WHAT THE TASK ASKS:
Which lines of the records hold the string "Clicker"? Report only how many of them there are.

+ + + + + + +

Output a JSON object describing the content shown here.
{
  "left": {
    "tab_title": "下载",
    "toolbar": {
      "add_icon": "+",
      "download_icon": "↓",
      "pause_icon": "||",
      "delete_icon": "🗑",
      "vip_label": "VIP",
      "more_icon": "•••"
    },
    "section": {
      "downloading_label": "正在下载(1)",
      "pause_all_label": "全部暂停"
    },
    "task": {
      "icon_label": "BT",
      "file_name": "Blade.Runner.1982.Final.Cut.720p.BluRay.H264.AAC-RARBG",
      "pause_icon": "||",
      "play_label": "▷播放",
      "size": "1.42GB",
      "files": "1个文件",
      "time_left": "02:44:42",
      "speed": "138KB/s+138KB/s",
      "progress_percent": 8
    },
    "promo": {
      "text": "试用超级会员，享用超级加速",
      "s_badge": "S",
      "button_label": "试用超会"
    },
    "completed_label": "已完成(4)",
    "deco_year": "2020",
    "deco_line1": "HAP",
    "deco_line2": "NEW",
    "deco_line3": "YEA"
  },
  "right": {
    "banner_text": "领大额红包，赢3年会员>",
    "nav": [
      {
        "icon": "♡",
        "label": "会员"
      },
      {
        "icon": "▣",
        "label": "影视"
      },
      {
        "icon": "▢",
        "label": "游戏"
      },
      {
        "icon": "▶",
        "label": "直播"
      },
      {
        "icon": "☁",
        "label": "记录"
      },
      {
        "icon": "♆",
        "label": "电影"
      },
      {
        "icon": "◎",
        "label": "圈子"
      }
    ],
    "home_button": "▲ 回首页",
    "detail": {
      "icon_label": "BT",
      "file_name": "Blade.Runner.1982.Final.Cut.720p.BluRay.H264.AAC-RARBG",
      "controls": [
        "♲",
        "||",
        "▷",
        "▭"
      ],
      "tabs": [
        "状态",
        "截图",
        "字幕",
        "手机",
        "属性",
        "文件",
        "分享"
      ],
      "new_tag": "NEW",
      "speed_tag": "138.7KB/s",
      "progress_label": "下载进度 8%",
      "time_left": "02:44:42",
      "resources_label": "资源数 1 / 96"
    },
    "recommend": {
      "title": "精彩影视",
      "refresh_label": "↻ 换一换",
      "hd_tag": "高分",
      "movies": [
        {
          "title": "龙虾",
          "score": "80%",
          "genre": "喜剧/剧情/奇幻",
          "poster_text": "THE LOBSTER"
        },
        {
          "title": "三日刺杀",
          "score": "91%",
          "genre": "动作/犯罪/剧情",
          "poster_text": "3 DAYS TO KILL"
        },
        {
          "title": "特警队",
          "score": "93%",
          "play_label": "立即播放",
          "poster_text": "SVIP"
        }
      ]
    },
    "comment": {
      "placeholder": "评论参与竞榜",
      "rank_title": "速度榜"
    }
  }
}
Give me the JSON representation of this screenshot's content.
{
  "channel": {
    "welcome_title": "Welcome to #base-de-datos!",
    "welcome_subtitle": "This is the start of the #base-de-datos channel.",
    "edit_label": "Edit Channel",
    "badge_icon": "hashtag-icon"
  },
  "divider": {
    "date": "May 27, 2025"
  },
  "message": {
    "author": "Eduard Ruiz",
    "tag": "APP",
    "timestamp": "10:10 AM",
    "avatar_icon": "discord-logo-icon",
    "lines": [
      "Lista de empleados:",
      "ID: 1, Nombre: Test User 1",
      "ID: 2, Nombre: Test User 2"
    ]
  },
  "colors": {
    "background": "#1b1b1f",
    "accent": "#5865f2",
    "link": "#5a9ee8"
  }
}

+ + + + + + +

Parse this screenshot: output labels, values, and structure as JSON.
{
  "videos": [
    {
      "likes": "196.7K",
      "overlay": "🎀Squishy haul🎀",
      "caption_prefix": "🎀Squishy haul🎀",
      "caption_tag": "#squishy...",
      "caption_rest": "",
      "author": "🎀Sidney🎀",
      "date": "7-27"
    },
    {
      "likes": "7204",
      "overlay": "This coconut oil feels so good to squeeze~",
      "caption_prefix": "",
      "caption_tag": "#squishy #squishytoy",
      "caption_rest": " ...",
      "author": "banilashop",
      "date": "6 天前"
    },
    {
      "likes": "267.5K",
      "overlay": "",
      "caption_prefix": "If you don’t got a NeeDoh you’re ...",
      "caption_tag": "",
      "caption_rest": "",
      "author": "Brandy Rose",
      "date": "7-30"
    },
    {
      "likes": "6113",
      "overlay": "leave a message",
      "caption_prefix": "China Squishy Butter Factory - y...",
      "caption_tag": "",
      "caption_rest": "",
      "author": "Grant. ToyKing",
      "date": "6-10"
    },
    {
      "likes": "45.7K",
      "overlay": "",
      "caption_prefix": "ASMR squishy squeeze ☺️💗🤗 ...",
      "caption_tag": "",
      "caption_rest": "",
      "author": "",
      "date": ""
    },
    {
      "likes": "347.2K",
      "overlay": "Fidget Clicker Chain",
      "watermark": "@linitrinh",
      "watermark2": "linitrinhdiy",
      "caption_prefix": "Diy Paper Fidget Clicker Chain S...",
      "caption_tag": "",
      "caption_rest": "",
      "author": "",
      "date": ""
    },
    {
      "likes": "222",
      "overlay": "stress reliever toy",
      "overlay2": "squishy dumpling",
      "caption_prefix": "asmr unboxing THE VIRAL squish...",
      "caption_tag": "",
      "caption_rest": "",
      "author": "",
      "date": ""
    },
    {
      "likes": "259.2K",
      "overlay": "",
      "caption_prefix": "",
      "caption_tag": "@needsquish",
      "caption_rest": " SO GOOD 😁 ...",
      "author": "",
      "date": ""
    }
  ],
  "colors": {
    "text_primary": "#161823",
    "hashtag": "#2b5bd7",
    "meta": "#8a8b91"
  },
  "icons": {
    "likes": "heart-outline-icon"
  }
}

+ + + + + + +

OUTPUT OF THE TASK:
2